◆ **About this task**
Would you copy each line of the records that includes the word "badge"?
+++ Records to use +++
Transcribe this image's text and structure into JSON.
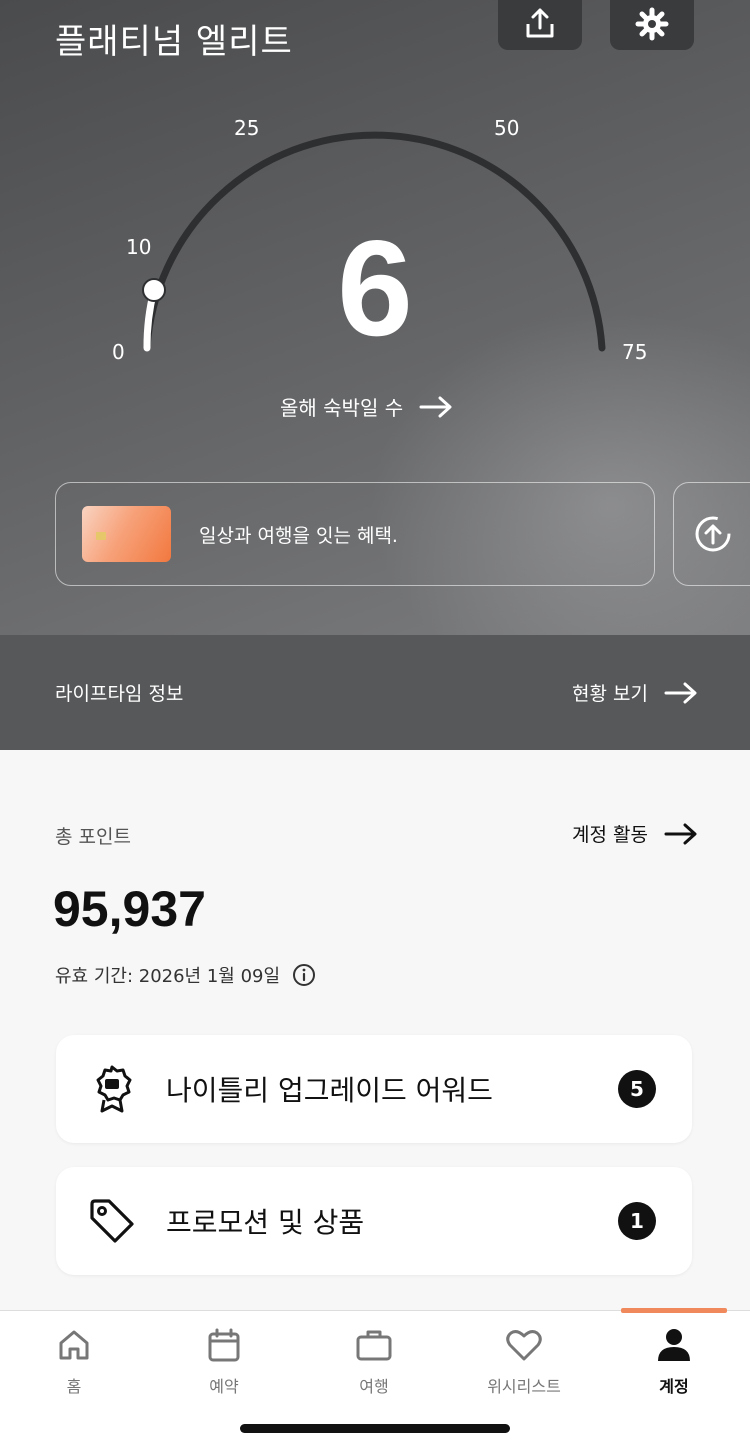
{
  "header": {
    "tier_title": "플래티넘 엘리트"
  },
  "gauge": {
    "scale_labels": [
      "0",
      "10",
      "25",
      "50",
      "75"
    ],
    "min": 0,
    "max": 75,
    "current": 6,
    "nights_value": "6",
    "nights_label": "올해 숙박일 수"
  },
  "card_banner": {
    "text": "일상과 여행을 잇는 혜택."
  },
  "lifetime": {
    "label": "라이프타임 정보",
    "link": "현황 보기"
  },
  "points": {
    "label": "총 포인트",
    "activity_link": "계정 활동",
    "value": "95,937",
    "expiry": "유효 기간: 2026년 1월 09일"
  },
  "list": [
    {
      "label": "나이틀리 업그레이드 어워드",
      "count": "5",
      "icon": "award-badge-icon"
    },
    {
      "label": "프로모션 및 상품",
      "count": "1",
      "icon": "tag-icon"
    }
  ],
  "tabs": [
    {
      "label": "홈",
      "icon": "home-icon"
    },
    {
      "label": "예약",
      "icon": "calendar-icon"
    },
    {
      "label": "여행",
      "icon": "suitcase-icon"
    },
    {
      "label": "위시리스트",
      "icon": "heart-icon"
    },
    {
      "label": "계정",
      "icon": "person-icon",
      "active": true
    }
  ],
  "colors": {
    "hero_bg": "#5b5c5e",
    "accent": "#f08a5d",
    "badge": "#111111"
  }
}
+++
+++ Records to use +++
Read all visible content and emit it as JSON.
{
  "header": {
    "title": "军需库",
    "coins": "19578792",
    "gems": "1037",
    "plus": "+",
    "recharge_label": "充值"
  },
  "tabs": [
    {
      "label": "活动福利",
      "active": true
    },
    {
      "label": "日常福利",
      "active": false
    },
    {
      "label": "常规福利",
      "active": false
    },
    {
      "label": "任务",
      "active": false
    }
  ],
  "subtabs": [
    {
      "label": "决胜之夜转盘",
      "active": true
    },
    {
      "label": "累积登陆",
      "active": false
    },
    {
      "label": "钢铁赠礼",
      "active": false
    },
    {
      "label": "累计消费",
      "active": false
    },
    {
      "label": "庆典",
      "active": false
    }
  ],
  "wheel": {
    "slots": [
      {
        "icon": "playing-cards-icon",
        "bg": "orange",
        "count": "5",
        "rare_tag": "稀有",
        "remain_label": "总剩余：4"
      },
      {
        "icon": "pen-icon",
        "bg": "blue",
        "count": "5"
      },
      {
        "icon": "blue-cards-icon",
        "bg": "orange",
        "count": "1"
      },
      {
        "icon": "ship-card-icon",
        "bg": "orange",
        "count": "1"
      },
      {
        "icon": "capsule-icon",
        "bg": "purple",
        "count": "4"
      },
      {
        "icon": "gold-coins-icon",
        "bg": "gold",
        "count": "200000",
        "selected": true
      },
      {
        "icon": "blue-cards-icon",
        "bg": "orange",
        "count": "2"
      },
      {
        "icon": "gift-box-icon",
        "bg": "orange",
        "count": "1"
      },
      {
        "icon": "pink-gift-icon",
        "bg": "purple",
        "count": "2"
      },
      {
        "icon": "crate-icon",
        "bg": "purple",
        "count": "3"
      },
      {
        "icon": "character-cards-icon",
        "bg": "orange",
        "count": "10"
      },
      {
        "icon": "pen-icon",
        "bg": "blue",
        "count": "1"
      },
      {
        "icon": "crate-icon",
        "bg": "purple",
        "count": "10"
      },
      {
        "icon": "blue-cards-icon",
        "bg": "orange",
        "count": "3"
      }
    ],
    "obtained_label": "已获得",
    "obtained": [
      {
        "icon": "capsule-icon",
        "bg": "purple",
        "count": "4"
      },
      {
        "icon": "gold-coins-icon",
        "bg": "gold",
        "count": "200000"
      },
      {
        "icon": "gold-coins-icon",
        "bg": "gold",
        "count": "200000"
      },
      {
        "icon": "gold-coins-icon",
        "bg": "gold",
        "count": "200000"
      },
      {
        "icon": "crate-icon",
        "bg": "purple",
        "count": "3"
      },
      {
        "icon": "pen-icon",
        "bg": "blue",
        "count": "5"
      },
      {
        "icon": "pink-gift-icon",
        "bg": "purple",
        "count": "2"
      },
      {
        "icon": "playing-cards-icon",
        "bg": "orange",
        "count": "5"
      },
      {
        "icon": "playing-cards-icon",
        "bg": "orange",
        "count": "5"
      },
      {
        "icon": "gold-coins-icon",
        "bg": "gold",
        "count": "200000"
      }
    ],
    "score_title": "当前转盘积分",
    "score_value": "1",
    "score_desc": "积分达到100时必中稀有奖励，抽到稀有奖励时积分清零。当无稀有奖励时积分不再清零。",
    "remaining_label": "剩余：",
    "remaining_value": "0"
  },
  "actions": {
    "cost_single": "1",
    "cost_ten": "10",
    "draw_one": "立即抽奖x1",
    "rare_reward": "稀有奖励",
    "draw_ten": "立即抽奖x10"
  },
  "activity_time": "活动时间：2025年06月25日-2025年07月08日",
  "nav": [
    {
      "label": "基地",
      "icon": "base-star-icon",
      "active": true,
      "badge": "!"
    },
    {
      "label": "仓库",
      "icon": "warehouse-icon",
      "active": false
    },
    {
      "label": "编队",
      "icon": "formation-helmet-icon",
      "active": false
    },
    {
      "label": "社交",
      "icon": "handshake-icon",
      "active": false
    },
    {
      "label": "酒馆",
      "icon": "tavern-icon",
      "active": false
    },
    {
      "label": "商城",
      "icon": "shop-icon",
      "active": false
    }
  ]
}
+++
◆ **Output**
      "icon": "award-badge-icon"
    "badge": "#111111"
      "badge": "!"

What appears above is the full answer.